The most important cautionary recommendation is to never lift before a game or practice. Lifting weights, or other types of strength exercises, are helpful to build muscular power. Problems can occur when joints are tired from lifting, then baseball moves are performed.

Players should never weight train on pitching days. This can weaken the structure around the shoulder and elbow creating a higher risk of injury. A blend of weightlifting and exercises that use a player’s body weight are excellent ways to supplement a training program. Since hitters benefit from full arm extension when connecting with the ball and pitchers suffer from bulky arm muscles, intense stretching of the upper body post-training sessions is critical.

A training program for baseball players can benefit from strength building exercises. It is best to focus on core development first, and then make sure a powerful base is established. Even upper body power can improve performance on the field. Above all else, remember that joint and muscle flexibility is critical for playing baseball. Augment every training program with flexibility and agility work.

Originally posted on franklobue.net

Best Pitchers in The 90’s

The 1990s saw some great pitchers in Major League Baseball.

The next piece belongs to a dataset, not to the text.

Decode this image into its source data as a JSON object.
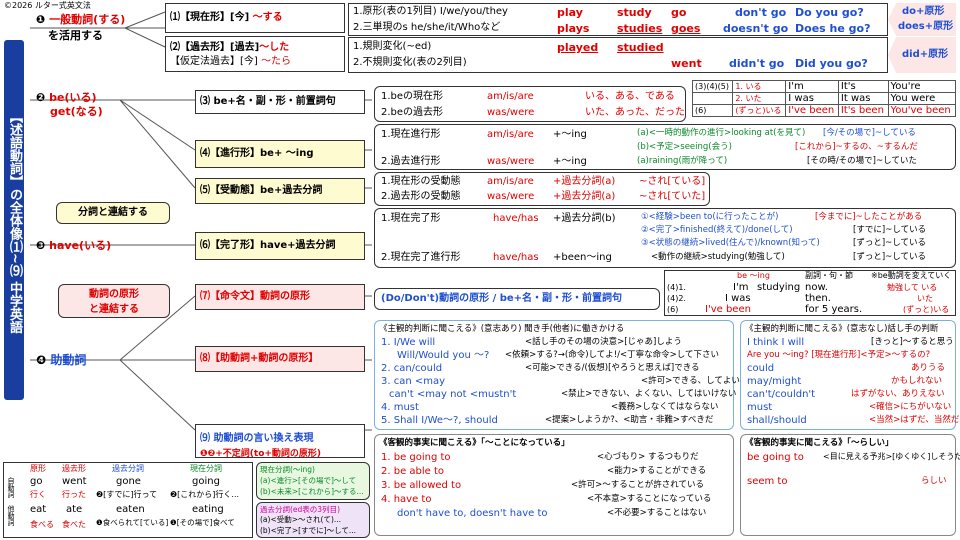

Some of the greatest pitchers in the history of the game pitched in this era. There will always be arguments and discussions as to which pitchers were the best and in what order. However, in the era of the 1990s, these five pitchers stand out.

Dennis Eckersley

Dennis Eckersley began his career as a starting pitcher with the Cleveland Indians before moving to the Boston Red Sox. While a good starting pitcher who pitched a no-hitter, Eckersley achieved his pitching fame as a relief pitcher.

During his time with the Oakland A’s in the late 80 through the mid-90s, Eckersley had great numbers. In 1992, he won the Cy Young Award and League MVP. He was named to the All-Time MLB Team roster.

David Cone

David Cone played his career with several teams most notably with the Kansas City Royals, the New York Mets, and the New York Yankees. He was a dominating pitcher who won 20 games on two occasions. Cone was a Cy Young winner who had a great career ERA.

Randy Johnson

Randy Johnson was an imposing presence on the mound. His nickname was the “Big Unit”. During the 90s, Johnson played for Seattle most of the time. He led the league with the lowest ERA twice in the 90s, and he was the strikeout leader for four years in a row. He won the Cy Young Award twice in the 90s, and he won the award five times in his career.

In the 2000s, Johnson would continue his great career with the Arizona Diamondbacks. He would retire with over 300 wins.

Greg Maddux

Greg Maddux was part of one of the greatest starting pitching rotations ever when he played for the Atlanta Braves. He helped lead the team to multiple playoff appearances.

Greg Maddux won 355 games in his career, and he won the Cy Young Award four times in the 90s. He was a great fielding pitcher winning 18 Gold Glove Awards.

Roger Clemens

Clemens had notable years with the Red Sox, Blue Jays, and Yankees. He is a seven-time Cy Young Award winner and five-time strikeout winner.

Roger Clemens finished his career with 354 wins. He was on two World Series Championship teams, and he was voted to the MLB All-Century Team.

Originally posted on franklobue.net